None of this will be easy. Prime minister–designate Haider al-Abadi is no Thomas Jefferson. He shares his Dawa-party affiliation with Maliki. And although he spent many years in the U.K., Dawa’s members retain an imbued mistrust of Sunni political aspirations. He offers hope, but if we fail to support him, he’ll fall into the hands of Iran, and he’ll reinforce sectarian divisions.

Neither will a necessary American strategy be clean-cut. Alongside America’s honest hand of friendship to those who seek a cross-sectarian democratic future for all Iraq’s citizens, the CIA will have to be at the heart of U.S. policy in Baghdad. Put simply, Obama will have to authorize the CIA to cajole, bribe, and blackmail Iranian allies like the Sadrist movement toward cooperation.

Of course, the alternative to these hard choices is for America to do nothing. But we can predict where such a choice will lead. Replace al-Abadi with Maliki and read this.

 Tom Rogan is a blogger and a columnist for the Daily Telegraph. He is based in Washington, D.C., and tweets @TomRtweets.

Tom Rogan is a columnist for National Review Online, a contributor to the Washington Examiner, and a former panelist on The McLaughlin Group. Email him at TRogan@McLaughlin.com

Most Popular

Politics & Policy

The Worst Cover-Up of All Time

President Donald Trump may be guilty of many things, but a cover-up in the Mueller probe isn’t one of them. House Speaker Nancy Pelosi, attempting to appease forces in the Democratic party eager for impeachment, is accusing him of one, with all the familiar Watergate connotations. The charge is strange, ... Read More

Theresa May: A Political Obituary

On Friday, Theresa May, perhaps the worst Conservative prime minister in recent history, announced her resignation outside of number 10 Downing Street. She will step down effective June 7. “I have done my best,” she insisted. “I have done everything I can. . . . I believe it was right to persevere even ... Read More
PC Culture

TV Before PC

Affixing one’s glance to the rear-view mirror is usually as ill-advised as staring at one’s own reflection. Still, what a delight it was on Wednesday to see a fresh rendition of “Those Were the Days,” from All in the Family, a show I haven’t watched for nearly 40 years. This time it was Woody Harrelson ... Read More
Politics & Policy

The Democrats’ Other Class War

There is a class war going on inside the Democratic party. Consider these two cris de couer: Writing in the New York Times under the headline “America’s Cities Are Unlivable — Blame Wealthy Liberals,” Farhad Manjoo argues that rich progressives have, through their political domination of cities such as ... Read More

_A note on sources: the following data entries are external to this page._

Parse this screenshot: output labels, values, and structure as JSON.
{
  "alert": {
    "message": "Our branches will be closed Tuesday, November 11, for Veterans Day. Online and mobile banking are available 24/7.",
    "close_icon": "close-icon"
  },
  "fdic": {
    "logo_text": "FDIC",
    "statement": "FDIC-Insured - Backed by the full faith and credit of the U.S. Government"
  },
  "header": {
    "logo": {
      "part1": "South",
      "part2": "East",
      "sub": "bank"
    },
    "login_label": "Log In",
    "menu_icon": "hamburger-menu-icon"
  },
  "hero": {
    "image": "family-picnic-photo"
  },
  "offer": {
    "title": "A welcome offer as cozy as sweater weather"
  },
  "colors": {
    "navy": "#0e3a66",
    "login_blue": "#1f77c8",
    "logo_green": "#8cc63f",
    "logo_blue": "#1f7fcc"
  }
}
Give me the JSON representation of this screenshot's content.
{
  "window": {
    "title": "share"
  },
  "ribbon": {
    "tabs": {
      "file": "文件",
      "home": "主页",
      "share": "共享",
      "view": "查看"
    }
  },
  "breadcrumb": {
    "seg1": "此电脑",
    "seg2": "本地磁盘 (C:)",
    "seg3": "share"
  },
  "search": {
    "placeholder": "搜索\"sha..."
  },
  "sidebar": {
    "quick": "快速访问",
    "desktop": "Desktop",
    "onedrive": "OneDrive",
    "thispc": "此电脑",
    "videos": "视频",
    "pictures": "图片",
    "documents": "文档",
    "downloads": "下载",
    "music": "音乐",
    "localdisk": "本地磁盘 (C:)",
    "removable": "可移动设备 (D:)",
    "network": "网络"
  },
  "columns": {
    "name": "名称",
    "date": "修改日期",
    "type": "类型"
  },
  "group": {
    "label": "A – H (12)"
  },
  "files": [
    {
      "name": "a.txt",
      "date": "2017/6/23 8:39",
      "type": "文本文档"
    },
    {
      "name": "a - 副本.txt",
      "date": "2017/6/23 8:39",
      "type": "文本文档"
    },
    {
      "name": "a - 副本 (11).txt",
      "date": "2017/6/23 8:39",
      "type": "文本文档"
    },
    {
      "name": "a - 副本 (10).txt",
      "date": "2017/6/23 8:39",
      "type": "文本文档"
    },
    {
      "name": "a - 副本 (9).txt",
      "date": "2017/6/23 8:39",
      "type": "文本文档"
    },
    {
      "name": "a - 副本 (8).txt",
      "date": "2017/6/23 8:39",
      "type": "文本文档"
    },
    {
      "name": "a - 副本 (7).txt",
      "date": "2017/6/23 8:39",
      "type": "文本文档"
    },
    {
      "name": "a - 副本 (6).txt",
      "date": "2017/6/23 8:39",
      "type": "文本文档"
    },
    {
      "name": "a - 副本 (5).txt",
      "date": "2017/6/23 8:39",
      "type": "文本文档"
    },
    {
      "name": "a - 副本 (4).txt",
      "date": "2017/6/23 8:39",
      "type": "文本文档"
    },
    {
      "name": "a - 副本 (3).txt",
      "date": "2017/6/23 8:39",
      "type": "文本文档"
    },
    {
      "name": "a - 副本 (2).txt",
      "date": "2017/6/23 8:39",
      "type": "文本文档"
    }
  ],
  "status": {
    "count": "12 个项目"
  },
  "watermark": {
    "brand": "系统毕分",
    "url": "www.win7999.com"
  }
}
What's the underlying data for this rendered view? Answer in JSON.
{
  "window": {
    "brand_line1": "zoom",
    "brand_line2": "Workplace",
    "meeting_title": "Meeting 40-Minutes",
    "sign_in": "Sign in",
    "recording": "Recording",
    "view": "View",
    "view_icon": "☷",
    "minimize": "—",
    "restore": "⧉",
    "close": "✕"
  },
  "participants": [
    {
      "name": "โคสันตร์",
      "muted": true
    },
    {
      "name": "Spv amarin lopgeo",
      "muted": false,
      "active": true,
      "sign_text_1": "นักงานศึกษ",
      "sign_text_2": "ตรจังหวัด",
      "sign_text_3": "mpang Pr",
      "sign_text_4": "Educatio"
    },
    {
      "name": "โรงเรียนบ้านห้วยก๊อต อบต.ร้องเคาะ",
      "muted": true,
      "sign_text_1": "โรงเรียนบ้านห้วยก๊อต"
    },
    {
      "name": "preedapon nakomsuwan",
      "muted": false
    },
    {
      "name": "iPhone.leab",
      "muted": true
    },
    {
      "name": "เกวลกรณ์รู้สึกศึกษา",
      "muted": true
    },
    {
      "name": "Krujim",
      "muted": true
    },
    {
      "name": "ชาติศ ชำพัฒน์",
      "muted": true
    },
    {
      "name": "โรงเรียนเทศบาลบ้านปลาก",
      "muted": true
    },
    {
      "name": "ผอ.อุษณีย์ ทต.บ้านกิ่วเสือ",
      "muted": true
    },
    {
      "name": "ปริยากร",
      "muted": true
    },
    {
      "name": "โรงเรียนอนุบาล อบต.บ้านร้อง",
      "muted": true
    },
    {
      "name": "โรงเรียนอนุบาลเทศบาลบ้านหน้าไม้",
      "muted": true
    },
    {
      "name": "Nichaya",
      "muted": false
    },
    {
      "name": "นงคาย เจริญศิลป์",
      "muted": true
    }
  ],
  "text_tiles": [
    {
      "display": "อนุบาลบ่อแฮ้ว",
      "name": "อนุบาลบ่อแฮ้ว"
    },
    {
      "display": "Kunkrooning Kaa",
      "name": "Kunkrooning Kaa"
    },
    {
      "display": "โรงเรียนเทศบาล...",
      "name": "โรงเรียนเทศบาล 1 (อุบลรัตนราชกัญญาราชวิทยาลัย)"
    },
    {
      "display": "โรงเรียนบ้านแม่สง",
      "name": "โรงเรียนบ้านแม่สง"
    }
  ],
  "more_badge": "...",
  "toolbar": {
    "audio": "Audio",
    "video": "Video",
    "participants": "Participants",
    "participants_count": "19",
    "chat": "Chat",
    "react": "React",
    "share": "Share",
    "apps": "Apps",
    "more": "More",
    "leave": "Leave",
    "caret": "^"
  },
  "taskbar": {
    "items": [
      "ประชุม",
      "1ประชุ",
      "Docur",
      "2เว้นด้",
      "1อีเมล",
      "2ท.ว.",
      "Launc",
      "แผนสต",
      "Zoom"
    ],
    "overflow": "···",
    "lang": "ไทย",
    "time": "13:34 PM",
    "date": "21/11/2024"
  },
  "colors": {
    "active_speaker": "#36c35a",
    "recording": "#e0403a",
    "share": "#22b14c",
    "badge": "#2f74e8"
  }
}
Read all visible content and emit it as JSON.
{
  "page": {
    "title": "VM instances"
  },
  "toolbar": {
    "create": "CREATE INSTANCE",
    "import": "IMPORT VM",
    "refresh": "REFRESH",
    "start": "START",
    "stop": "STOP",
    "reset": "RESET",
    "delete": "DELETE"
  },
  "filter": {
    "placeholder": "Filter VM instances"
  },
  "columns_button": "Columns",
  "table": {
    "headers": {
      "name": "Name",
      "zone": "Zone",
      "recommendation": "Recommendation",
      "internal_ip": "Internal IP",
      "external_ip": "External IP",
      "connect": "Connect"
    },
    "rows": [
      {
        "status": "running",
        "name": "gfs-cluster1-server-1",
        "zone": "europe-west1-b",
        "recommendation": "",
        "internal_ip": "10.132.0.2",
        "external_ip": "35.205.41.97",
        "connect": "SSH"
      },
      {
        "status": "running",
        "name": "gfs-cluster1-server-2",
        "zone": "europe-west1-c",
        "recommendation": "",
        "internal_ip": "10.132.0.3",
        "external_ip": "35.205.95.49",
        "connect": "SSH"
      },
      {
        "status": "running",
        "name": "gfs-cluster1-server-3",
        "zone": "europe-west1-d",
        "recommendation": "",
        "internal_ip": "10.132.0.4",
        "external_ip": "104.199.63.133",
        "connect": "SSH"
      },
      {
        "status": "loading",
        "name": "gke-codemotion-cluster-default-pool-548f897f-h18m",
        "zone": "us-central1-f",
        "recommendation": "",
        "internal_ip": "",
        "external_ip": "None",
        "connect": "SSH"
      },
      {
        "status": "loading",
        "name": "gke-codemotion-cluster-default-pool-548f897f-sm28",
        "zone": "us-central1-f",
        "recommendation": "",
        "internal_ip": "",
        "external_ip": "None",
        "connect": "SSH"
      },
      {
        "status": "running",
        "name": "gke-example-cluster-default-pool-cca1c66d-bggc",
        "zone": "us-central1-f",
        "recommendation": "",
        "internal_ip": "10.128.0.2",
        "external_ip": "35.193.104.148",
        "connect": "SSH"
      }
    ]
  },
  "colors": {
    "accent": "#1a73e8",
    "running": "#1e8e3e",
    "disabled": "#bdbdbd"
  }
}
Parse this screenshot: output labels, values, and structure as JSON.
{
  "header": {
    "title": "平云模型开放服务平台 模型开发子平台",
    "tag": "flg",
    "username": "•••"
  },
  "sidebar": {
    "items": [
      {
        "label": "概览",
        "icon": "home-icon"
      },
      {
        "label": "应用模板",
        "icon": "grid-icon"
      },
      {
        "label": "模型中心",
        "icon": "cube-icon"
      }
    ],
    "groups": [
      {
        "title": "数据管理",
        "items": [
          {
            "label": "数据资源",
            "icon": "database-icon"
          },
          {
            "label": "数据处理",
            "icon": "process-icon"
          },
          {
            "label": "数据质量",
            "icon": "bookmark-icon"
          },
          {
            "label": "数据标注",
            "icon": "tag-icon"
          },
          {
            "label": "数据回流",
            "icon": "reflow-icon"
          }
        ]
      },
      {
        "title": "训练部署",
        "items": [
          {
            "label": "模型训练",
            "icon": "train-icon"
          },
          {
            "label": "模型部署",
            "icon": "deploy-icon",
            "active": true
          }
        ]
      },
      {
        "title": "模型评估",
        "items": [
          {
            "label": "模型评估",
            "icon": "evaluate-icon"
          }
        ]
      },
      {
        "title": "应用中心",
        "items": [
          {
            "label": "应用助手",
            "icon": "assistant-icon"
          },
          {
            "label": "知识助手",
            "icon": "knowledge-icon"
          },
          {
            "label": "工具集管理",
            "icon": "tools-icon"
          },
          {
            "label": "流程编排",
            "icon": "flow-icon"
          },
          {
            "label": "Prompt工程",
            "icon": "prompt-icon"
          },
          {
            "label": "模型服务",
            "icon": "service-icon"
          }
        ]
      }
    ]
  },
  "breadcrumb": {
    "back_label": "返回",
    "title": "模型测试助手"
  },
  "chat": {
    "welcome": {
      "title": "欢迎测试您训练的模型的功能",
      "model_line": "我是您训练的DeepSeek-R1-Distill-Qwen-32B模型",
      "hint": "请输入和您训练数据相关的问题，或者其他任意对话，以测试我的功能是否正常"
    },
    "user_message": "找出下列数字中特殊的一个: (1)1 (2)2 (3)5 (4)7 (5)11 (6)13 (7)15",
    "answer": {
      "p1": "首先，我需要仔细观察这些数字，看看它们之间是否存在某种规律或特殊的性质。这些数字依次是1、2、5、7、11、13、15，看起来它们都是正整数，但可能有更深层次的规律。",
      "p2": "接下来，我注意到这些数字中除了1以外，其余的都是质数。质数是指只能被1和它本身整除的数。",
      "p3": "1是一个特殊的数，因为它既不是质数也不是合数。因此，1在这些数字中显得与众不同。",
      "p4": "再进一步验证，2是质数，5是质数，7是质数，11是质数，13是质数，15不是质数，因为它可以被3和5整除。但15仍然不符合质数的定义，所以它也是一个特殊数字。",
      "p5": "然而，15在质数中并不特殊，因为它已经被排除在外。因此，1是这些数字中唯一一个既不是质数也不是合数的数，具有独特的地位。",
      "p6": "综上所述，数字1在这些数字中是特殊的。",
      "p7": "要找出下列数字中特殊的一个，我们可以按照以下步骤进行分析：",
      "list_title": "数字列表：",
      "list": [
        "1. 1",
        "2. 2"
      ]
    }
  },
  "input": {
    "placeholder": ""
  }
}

The Deepfake of Nancy Pelosi

You’ve almost made it to a three-day weekend! Making the click-through worthwhile: A quick note about how National Review needs your help, concerns about “deepfakes” of Nancy Pelosi, one of the most cringe-inducing radio interviews of all time, some news about where to find me and the book in the near ... Read More